● ACTIVITY: Among the entries below, find the lines with the word "Credits" and return them.

>>

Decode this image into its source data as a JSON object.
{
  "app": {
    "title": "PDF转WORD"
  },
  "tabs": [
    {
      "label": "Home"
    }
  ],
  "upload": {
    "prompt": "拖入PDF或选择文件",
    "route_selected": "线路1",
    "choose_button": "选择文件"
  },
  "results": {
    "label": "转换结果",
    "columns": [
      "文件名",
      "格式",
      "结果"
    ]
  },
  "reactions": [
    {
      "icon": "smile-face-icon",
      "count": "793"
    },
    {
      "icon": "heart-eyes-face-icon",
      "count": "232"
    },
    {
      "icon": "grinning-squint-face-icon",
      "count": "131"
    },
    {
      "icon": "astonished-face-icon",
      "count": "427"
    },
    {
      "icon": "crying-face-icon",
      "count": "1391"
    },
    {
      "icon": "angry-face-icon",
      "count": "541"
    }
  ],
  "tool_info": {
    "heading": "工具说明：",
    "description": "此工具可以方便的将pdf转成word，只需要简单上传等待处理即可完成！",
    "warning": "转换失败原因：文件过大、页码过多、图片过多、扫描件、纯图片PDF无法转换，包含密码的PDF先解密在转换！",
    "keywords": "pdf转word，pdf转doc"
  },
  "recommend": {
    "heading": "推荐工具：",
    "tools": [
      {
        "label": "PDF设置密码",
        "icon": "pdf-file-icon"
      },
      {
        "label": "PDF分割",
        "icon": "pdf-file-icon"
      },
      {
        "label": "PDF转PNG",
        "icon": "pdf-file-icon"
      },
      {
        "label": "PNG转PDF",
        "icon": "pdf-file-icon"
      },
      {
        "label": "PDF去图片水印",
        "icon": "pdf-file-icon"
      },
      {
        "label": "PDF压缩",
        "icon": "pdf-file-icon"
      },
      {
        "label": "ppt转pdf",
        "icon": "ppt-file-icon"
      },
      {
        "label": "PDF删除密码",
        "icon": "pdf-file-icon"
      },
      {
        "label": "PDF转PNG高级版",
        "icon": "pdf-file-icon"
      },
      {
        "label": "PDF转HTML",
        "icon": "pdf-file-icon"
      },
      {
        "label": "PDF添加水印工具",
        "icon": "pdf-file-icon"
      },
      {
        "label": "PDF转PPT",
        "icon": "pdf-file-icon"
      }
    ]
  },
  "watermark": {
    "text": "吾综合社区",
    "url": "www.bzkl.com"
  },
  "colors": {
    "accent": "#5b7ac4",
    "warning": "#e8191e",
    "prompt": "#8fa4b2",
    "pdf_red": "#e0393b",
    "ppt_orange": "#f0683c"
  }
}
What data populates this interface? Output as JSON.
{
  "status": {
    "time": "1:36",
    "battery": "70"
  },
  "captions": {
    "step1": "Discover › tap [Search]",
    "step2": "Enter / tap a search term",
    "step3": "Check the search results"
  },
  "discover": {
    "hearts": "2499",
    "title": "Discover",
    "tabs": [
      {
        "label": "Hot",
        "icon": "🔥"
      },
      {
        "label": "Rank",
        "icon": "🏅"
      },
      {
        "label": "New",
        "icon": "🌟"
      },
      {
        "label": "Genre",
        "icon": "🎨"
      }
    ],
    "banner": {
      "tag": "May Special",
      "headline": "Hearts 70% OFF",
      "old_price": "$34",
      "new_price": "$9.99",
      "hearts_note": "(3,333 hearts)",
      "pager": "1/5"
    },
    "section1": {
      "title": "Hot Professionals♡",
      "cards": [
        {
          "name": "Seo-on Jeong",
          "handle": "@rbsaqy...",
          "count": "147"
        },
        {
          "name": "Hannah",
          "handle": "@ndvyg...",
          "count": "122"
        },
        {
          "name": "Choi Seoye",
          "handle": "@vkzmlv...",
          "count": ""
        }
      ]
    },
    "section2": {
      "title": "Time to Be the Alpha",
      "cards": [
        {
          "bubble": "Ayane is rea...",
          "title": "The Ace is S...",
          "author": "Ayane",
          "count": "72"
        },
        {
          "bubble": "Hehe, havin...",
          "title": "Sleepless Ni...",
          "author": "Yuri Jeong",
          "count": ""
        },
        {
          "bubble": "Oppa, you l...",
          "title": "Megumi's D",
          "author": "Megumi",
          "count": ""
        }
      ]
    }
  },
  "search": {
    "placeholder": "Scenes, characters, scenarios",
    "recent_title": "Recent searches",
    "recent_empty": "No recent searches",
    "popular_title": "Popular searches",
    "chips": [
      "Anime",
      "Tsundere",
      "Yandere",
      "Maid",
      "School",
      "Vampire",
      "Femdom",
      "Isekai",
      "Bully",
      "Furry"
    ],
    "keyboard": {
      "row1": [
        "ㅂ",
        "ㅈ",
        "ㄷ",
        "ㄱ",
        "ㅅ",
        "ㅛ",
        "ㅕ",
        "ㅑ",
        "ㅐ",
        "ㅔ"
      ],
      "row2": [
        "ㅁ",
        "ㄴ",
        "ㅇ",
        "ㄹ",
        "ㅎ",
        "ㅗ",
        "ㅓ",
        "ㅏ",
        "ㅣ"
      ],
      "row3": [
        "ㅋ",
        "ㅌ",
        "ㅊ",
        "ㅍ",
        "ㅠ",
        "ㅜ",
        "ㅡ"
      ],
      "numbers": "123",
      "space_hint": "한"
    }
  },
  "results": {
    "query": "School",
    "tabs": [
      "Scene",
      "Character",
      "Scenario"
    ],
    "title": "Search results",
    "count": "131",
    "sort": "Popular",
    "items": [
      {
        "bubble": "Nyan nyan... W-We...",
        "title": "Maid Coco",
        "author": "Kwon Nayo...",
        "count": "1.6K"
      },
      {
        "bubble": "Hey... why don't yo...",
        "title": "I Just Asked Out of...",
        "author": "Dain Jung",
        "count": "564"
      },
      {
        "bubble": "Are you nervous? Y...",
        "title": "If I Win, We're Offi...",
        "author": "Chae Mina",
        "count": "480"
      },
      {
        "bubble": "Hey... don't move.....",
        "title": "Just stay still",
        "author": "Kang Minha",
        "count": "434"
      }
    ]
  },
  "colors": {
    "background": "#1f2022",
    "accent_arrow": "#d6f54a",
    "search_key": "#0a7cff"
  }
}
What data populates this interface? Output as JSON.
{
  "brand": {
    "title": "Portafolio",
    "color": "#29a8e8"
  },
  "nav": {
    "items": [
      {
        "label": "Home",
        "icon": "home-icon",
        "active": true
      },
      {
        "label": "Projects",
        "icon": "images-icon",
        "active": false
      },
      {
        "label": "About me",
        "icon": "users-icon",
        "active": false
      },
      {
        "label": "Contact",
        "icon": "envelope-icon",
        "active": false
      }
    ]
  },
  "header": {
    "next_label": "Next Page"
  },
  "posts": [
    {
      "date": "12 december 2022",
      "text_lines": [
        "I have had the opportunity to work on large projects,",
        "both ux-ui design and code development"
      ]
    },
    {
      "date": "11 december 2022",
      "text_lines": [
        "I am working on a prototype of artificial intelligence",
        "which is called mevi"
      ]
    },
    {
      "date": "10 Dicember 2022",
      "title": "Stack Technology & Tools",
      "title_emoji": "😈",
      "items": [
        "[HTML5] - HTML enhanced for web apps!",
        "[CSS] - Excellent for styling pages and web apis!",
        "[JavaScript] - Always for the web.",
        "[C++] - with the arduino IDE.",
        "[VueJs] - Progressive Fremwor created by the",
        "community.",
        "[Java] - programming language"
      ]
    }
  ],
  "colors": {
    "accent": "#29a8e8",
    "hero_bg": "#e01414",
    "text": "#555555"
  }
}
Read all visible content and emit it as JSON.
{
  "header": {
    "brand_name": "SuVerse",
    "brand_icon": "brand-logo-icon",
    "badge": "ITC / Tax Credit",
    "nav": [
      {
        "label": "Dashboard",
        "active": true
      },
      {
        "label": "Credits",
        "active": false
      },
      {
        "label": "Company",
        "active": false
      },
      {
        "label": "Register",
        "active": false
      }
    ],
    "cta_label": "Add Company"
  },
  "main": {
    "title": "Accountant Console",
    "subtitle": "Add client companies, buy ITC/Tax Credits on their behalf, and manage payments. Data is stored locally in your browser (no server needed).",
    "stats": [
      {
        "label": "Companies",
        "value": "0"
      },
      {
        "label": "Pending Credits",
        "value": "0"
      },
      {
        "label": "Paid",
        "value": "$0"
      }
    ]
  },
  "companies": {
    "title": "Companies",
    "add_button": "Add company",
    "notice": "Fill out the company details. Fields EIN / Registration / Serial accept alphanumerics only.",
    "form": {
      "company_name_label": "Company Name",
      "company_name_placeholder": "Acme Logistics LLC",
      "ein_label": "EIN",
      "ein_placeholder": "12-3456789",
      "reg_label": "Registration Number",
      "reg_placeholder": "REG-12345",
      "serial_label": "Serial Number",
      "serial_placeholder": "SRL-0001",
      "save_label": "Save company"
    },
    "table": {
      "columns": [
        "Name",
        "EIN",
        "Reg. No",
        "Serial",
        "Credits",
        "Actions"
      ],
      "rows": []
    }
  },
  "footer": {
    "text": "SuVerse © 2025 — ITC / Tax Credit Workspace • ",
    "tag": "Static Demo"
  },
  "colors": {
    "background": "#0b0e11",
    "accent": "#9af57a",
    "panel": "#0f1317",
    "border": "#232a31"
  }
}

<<

● WRITTEN REPLY:
        "label": "Credits",
    "subtitle": "Add client companies, buy ITC/Tax Credits on their behalf, and manage payments. Data is stored locally in your browser (no server needed).",
        "label": "Pending Credits",
        "Credits",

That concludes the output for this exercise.